We’re mid way through February, a month many consider to be the grimmest of the year.  However, we can make the best of the season by enjoying winter activities such as skiing and skating.  What better way to end a day of outdoor activity than by putting on a fire and gathering to enjoy some chocolate fondue?  Almost anything goes when it comes to dippers – you can try everything from fruit to cookies to cake (or let your imagination run wild!).  Fondue is also a great casual dessert for a romantic date. The fondue sauce and dippers can be prepared in advance, making things simple after dinner.

Visit Suite 101.com for a great dark chocolate fondue recipe and some dipper suggestions: Dark Chocolate Fondue.

Bon Appétit and Enjoy!





Oysters

15 01 2010

 

Prince Edward Island oysters at St. Lawrence Market, Toronto

Prince Edward Island oysters at St. Lawrence Market, Toronto

 

Oysters tend to be a ‘love them or hate them’ proposition.  However, for those who do love them, they’re the perfect thing to serve at a cocktail party or as a first course at dinner.  I also think that a lot of people who claim to hate oysters have never really tried them – they just think they look ugly and slimy (which they do, truth be told). Freshly shucked oysters and their sweet, briny liquor go well with a squeeze of lemon, horseradish, cocktail sauce, hot sauce and mignonette sauce (see recipe below).

Finding Oysters

Oysters are in season right now and there should be a wide variety available at good fish markets.  The traditional wisdom was that oysters should only be consumed during months with an ‘R’ in their names (ie. the colder months, September to April), however, these days oysters can usually be found year round.  A few years ago, I was on Prince Edward Island for a family reunion and my husband and I were wondering if we’d be able to get oysters.  We were staying not far from Malpeque so of course we could!  We drove a few minutes down the road and found a small dockside fish shop selling fresh oysters for less than a dollar each.  We bought a couple dozen, stopped at the liquor store for some sparkling wine and returned to our cottage to feast with my parents (who had never really eaten oysters, despite living in the Maritimes their entire lives). Luckily you don’t need to live on the coast to enjoy them – oysters are shipped around the world and are readily available at most fish counters. Some of my favourite restaurants to order oysters ‘inland’ include: Joe Beef (Montreal), Rodney’s Oyster House and Rodney’s By Bay (Toronto), Starfish and The Ceili Cottage (Toronto).
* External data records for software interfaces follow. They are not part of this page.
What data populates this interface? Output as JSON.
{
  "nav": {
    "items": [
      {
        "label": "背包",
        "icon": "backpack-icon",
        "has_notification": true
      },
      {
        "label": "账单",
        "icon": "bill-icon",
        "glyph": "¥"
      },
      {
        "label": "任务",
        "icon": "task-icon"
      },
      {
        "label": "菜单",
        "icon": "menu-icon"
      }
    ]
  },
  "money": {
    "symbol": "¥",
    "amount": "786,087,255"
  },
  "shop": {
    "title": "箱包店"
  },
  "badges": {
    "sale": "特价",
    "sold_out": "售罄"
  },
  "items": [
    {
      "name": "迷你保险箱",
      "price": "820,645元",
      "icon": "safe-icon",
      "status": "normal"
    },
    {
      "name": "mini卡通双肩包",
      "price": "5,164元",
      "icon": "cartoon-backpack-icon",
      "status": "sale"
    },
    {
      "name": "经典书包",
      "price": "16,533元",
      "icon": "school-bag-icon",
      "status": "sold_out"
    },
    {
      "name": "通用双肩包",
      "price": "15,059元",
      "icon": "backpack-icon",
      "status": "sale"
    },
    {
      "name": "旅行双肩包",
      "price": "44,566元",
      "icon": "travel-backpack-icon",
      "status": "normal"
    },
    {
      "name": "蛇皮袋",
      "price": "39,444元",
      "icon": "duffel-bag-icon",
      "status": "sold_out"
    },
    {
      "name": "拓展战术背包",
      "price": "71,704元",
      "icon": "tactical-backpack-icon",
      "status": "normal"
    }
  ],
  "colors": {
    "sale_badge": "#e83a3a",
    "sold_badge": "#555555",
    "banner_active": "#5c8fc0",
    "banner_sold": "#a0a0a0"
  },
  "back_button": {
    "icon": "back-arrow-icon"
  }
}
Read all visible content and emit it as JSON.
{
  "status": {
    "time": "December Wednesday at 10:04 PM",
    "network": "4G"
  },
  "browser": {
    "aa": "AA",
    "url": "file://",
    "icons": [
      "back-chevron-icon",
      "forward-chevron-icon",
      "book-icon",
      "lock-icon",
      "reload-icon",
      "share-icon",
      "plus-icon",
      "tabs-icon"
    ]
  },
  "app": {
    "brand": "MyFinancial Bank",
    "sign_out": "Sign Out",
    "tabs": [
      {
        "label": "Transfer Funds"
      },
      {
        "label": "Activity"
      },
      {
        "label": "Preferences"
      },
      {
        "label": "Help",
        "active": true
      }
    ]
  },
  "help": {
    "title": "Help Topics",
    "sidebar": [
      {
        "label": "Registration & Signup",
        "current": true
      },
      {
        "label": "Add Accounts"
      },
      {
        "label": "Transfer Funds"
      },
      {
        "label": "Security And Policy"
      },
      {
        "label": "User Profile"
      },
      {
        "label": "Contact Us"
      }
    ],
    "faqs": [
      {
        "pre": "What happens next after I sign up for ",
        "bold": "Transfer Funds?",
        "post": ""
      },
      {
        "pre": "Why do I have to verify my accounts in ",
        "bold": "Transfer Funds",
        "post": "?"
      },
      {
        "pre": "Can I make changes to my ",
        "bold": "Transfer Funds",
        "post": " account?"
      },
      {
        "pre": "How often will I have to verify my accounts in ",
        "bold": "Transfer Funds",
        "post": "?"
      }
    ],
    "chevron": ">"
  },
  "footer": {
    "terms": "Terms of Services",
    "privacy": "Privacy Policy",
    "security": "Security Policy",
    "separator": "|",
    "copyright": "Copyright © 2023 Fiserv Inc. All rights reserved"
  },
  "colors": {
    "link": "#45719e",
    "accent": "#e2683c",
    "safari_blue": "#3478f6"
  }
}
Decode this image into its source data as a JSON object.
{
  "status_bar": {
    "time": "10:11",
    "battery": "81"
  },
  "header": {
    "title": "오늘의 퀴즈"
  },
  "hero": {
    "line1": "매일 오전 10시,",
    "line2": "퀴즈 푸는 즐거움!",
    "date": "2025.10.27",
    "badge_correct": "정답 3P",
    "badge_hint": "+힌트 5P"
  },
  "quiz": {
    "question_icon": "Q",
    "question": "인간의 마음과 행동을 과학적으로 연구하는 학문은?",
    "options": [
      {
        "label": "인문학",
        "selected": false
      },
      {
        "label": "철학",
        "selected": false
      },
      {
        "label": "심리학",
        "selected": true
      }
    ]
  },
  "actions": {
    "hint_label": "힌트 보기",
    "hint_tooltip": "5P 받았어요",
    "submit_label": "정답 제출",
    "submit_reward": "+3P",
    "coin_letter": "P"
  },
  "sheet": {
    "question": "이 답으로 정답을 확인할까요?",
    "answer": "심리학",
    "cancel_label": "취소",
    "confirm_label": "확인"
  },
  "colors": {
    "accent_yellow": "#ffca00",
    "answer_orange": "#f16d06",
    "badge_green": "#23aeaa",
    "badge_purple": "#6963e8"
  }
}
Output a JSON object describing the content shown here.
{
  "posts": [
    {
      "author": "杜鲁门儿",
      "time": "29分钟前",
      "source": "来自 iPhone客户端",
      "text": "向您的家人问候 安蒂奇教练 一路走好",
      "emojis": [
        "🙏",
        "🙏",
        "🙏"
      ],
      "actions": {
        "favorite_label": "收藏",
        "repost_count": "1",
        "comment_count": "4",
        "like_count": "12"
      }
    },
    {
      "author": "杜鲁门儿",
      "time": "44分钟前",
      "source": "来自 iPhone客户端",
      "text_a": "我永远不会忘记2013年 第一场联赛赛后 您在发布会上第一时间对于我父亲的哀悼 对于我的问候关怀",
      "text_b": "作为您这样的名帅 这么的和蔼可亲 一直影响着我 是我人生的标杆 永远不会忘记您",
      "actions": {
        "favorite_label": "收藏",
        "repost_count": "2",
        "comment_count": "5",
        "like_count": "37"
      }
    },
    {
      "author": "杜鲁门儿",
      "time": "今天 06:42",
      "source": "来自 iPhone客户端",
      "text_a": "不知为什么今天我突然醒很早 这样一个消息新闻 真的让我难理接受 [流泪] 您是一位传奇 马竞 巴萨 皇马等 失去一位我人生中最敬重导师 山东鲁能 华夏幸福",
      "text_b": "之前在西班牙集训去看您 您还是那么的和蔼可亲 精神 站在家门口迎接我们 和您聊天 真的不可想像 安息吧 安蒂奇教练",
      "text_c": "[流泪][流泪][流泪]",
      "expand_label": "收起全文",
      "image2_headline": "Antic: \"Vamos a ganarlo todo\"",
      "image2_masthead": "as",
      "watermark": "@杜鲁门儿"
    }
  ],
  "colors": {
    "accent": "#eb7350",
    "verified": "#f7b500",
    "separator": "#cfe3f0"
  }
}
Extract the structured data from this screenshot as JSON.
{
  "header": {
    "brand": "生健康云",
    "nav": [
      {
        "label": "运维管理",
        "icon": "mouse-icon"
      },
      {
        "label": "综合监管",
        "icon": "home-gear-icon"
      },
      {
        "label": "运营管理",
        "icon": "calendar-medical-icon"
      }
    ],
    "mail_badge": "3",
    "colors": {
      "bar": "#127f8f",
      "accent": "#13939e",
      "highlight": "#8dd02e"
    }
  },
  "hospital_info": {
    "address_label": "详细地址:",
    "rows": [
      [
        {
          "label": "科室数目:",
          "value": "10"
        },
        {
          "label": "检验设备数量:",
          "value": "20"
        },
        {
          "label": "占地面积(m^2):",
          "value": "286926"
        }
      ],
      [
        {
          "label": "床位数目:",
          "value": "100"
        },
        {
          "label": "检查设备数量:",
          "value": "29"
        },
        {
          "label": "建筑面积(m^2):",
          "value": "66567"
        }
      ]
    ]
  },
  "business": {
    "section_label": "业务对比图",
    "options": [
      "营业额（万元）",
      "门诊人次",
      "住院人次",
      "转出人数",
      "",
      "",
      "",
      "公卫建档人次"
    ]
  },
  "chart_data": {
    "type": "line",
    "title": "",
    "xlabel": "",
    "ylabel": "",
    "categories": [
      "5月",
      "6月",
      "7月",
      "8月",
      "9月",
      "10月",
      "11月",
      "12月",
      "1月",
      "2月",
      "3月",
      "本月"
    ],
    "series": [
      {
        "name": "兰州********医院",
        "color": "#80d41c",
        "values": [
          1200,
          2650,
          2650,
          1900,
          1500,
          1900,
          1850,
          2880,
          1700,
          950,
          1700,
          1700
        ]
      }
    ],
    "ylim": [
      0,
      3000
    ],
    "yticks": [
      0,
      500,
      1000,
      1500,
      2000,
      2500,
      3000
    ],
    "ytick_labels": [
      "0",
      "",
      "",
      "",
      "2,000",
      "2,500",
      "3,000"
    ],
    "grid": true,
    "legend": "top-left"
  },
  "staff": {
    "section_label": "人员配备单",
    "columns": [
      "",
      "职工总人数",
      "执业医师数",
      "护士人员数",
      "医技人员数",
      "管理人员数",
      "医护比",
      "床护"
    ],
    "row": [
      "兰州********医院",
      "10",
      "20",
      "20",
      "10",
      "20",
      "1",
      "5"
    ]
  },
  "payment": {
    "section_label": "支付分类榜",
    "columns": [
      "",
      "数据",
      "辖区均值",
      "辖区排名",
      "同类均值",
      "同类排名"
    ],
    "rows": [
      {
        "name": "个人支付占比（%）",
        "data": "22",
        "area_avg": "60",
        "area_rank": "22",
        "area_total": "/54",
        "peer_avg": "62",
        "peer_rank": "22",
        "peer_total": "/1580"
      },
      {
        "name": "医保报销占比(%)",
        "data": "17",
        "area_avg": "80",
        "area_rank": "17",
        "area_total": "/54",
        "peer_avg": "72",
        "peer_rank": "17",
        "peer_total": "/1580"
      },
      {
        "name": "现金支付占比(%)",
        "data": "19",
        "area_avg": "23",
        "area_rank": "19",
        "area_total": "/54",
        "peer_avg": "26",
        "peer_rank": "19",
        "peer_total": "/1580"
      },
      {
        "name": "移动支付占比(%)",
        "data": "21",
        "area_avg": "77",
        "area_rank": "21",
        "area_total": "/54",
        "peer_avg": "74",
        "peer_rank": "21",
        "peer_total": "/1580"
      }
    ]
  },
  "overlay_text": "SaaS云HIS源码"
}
I happen to be partial to oysters from Prince Edward Island and New Brunswick (Malpeques, Caraquet, Raspberry Points, Colville Bay, Lucky Limes, etc.) but oysters are harvested around the world, including in Japan, the Pacific Northwest, Ireland, the Gulf Coast of the U.S. and New England. 

How to Shuck an Oyster

A shucked oyster and oyster knife

 

Shucking oysters is not difficult but it does take some practice.  An excellent video from Chef Rich Vellante of Legal Sea Foods gives step-by-step instructions for shucking and preparing oysters: How to Shuck Oysters.  Oyster knives can be purchased at most kitchenware shops and cost as little as $10.           

Serving Oysters

To serve oysters, place ice in a large serving bowl or platter.  Shuck the oysters (see above) and arrange on the ice.  Accompany with fresh lemon wedges and small bowls of seafood cocktail sauce, fresh grated horseradish and mignonette (see below). When selecting a wine to go with oysters, choose a crisp, dry white such as riesling, muscadet, sauvignon blanc or champagne. Beer also works with oysters – try them Guinness for a delicious pairing.

Mignonette Sauce

Serve in a small bowl alongside a platter of oysters and spoon a small amount of sauce over each oyster before slurping it down.

Makes a scant 1/2 cup

  • 2 Tablespoons finely minced shallot (about 1/2 of a medium sized shallot)
  • 3 Tablespoons red wine vinegar
  • 1 Tablespoon white wine vinegar
  • 1 Tablespoon water
  • 1 teaspoon sugar
  • 1/4 teaspoon salt
  • 1/4 teaspoon fresh ground pepper
  1. In a small bowl, whisk together all ingredients.  Let sit for at least 15 minutes before using.

Bon Appétit and Enjoy!

A platter of oysters with (from left to right) horseradish, lemon wedges and mignonette sauce. The wine is a Melon de Bourgogne from Norman Hardie Winery in Prince Edward County, Ontario.